Bantayog ng mga Desaparecido
Theme: Political persecution
Redemptorist Road, Baclaran, Parañaque
Theme: Political persecution
Purpose of Memory
The monument honors the people who were enforced disappeared as a result of the actions of the military dictatorship of president Ferdinand Marcos.
Bantayog Ng Mga Desaparecidos
Date of creation / identification / declaration
The Bantayog ng mga Desaparecido is a monument built in the capital city of the Philippines to honor the victims of Ferdinand Marcos’ dictatorship. The monument depicts a woman carrying a torch and a child holding a picture of his missing father. Around it, there are plates with the names of more than 1,300 people that were enforced disappeared during said military regime.
In 1942, during World War II, the Japanese army occupied the Philippines after decades of American rule. The country became independent on 4 July 1946. In 1965, Ferdinand Marcos was elected president. Given that the Constitution prohibited the presidential reelection for more than two consecutive terms, on 21 September 1972, by the end of his second term, Marcos declared martial law and became a de facto ruler. This was the beginning of a dictatorship that lasted more than ten years and that was characterized by a strict control of the economy and violent political repression against opponents.
In 1994, and without any institutional support, the Families of Victims of Involuntary Disappearance (FIND) had the initiative of building the monument Bantayog ng mga (Flame of Courage, in Filipino) in Pasay City, south of Manila, to honor their loved ones.

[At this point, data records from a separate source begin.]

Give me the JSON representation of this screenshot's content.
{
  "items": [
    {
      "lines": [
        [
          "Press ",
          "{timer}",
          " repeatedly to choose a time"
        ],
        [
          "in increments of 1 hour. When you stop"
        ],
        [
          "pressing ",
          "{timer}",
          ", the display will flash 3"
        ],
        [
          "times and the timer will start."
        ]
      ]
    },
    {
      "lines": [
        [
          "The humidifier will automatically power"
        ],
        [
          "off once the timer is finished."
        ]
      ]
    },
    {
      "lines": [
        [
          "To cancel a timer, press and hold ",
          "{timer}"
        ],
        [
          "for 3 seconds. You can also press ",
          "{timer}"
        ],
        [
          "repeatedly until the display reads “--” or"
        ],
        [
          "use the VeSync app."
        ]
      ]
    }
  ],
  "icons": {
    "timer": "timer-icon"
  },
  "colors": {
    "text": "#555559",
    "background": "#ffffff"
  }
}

This memorial has been unveiled on several occasions. It was first unveiled on 13 July 1994, in the Baclaran Redemptorist Church, on occasion of the ninth anniversary of the disappearance of Redemptorist priest and Human Rights activist Rudy Romano, and was organized by the FIND organization, which had been documenting 1,838 cases of desappearences since 1971. Almost half of the cases occurred during the martial law regime of president Ferdinand Marcos.
It was unveiled again in 2004 in the Baclaran Church with the name of Bantayog ng mga Desaparecido (making an explicit reference to the enforced disappearance of people in Latin America during the dictatorial regimes of the second half of the 20th century). In 2012, it was unveiled again on occasion of the passing of an act that criminalized the enforced disappearance of people.
The recurrent unveilings show the constant fight of the families of those who were enforced disappeared, both during the dictatorship and afterwards. Between 2012 and 2013, an act was passed to provide reparations for victims of Marcos’ dictatorship in order to compensate and support the families of those who disappeared.
Designed and created by sculptor Lito Mondejar, the Flame of Courage symbolizes the courage of those who continue fighting for justice and to know the fate of those disappeared.
Every 2 November, on All Souls’ Day, families gather in this place with the pictures of those who were enforced disappeared to honor them.
At the moment, the sculpture was removed and is under guard waiting to be restored for the damages suffered during a storm.
Organization in Charge - Main Referent
Families of Victims of Involuntary Disappearance (FIND)Facebook group. Fan Page